## WORK ORDER:
Search the entries below for the word "jamming" and copy each line that has it.

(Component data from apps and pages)

--------------------------------------------------

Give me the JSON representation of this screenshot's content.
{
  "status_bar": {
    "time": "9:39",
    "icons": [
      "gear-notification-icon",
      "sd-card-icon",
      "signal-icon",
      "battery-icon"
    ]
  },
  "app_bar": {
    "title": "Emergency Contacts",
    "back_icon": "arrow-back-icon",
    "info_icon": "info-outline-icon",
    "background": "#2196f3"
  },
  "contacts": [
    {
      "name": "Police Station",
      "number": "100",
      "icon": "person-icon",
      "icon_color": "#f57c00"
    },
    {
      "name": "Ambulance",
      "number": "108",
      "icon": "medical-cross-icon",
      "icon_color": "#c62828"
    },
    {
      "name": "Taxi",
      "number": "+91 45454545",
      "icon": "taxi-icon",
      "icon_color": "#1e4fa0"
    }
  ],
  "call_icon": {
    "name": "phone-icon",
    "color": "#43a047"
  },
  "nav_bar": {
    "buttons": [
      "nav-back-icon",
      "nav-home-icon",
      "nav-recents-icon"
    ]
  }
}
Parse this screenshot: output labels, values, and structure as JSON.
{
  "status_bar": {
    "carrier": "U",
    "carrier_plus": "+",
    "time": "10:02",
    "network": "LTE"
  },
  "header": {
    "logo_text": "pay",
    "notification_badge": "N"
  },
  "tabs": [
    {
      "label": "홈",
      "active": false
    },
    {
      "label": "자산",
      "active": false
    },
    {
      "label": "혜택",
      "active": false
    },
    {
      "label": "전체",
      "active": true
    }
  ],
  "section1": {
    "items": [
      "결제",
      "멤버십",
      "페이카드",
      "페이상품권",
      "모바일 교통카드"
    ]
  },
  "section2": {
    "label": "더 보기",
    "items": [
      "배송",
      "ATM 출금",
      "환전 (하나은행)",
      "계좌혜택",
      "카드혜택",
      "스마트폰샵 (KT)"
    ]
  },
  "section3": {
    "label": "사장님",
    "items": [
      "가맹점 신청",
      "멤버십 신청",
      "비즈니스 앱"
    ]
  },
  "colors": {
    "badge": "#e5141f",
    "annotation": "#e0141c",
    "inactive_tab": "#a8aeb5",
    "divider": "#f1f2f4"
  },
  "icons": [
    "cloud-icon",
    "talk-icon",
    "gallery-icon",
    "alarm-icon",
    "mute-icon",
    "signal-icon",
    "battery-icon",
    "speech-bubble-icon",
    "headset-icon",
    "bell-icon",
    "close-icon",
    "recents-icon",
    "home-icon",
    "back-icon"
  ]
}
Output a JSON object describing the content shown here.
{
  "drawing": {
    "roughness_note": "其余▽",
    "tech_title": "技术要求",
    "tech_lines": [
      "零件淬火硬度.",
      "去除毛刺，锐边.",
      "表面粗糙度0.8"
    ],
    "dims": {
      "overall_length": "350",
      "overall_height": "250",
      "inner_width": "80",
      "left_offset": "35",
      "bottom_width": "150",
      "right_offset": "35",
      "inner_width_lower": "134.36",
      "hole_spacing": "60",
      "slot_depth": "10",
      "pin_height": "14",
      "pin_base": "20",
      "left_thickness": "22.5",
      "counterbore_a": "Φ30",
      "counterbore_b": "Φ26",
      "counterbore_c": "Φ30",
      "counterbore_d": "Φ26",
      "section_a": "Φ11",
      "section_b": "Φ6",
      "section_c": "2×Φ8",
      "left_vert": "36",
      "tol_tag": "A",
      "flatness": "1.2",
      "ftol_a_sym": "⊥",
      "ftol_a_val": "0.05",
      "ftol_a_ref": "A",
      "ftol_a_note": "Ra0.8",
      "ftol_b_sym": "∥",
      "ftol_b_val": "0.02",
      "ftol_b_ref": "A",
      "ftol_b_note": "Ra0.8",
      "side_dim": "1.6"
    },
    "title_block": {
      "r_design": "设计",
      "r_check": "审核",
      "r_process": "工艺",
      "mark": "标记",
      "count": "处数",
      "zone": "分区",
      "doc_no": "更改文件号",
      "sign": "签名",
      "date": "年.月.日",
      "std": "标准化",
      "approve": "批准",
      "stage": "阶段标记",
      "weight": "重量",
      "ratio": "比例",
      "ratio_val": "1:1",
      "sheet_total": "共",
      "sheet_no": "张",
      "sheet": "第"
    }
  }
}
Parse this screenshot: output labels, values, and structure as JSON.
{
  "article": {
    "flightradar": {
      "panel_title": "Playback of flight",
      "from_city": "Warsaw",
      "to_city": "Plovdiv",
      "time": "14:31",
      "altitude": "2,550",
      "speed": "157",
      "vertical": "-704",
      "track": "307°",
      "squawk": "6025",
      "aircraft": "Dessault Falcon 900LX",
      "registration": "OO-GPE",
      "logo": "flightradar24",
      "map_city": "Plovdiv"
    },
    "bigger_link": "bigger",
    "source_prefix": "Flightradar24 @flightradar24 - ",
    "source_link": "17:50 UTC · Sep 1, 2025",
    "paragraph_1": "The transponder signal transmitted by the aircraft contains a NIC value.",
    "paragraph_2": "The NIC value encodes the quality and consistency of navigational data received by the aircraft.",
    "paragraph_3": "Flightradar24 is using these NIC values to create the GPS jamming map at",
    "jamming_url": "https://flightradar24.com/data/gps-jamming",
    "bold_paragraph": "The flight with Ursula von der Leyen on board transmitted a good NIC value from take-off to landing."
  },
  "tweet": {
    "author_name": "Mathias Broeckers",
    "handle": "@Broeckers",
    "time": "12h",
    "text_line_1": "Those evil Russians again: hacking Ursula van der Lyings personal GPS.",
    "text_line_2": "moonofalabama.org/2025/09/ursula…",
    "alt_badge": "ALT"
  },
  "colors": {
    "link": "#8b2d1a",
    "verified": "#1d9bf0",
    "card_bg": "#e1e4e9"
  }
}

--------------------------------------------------

## RESULT:
    "paragraph_3": "Flightradar24 is using these NIC values to create the GPS jamming map at",
    "jamming_url": "https://flightradar24.com/data/gps-jamming",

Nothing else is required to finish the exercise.